> [What is being asked]
A complete answer includes every line below with the word "desc".

┌─ Extracted records

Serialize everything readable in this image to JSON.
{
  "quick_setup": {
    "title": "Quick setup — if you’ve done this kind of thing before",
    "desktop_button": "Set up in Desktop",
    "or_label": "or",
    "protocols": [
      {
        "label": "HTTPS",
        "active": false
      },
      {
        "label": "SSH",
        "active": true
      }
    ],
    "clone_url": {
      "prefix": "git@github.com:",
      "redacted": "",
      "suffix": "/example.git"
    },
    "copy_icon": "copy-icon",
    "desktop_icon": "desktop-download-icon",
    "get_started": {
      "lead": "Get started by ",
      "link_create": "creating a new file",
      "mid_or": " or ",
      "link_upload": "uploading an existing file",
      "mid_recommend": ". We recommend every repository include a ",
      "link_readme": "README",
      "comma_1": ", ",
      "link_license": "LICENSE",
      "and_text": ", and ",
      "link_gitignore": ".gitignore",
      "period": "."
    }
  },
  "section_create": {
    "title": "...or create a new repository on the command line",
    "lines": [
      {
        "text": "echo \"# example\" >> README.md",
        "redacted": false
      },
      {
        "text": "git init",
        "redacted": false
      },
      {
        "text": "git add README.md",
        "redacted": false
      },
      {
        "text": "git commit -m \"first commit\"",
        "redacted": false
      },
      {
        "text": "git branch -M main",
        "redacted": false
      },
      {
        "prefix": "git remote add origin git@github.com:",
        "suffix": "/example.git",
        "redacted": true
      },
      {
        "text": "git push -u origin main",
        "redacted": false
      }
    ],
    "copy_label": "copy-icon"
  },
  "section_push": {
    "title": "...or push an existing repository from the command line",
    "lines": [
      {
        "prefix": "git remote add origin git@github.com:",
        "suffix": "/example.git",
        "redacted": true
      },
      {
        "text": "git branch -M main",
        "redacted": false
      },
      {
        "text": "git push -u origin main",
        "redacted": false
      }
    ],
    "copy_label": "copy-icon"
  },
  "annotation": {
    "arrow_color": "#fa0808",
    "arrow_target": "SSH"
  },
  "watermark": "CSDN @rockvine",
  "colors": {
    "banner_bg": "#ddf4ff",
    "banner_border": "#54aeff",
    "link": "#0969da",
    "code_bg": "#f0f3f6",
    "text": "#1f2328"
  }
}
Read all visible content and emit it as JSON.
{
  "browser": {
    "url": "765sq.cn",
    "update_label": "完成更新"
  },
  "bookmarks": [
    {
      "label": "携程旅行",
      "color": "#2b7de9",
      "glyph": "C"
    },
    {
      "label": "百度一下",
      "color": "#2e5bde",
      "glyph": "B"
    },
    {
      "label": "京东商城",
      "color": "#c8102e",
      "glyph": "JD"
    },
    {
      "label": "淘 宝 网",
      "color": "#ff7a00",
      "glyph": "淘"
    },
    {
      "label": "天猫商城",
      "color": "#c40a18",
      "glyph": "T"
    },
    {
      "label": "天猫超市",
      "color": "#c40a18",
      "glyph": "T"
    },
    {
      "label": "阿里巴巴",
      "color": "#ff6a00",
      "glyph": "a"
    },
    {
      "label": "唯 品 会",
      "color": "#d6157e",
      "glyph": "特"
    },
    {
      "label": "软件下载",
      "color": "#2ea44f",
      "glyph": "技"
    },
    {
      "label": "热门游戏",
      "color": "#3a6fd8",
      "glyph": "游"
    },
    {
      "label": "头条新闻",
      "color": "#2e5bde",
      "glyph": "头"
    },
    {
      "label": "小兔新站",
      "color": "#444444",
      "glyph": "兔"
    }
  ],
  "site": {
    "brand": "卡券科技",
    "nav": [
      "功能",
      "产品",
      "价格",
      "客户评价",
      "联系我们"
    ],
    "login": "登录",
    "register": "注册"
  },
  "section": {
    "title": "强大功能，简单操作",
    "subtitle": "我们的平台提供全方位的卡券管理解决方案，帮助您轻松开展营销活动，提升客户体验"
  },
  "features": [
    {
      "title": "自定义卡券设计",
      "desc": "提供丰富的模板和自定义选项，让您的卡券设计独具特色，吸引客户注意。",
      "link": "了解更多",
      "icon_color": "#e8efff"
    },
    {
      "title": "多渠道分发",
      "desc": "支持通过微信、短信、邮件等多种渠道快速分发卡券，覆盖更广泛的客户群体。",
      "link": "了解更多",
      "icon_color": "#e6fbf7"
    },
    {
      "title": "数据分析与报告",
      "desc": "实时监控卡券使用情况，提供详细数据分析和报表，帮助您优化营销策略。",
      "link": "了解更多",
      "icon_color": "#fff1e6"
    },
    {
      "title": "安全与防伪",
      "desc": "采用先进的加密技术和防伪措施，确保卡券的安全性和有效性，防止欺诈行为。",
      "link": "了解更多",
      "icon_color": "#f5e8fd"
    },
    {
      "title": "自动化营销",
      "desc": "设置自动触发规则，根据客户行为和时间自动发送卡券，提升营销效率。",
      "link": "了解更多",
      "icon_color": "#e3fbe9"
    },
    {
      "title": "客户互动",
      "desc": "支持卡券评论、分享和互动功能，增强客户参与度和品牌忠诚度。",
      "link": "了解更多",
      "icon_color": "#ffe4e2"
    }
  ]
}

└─

> [Result of the exercise]
      "desc": "提供丰富的模板和自定义选项，让您的卡券设计独具特色，吸引客户注意。",
      "desc": "支持通过微信、短信、邮件等多种渠道快速分发卡券，覆盖更广泛的客户群体。",
      "desc": "实时监控卡券使用情况，提供详细数据分析和报表，帮助您优化营销策略。",
      "desc": "采用先进的加密技术和防伪措施，确保卡券的安全性和有效性，防止欺诈行为。",
      "desc": "设置自动触发规则，根据客户行为和时间自动发送卡券，提升营销效率。",
      "desc": "支持卡券评论、分享和互动功能，增强客户参与度和品牌忠诚度。",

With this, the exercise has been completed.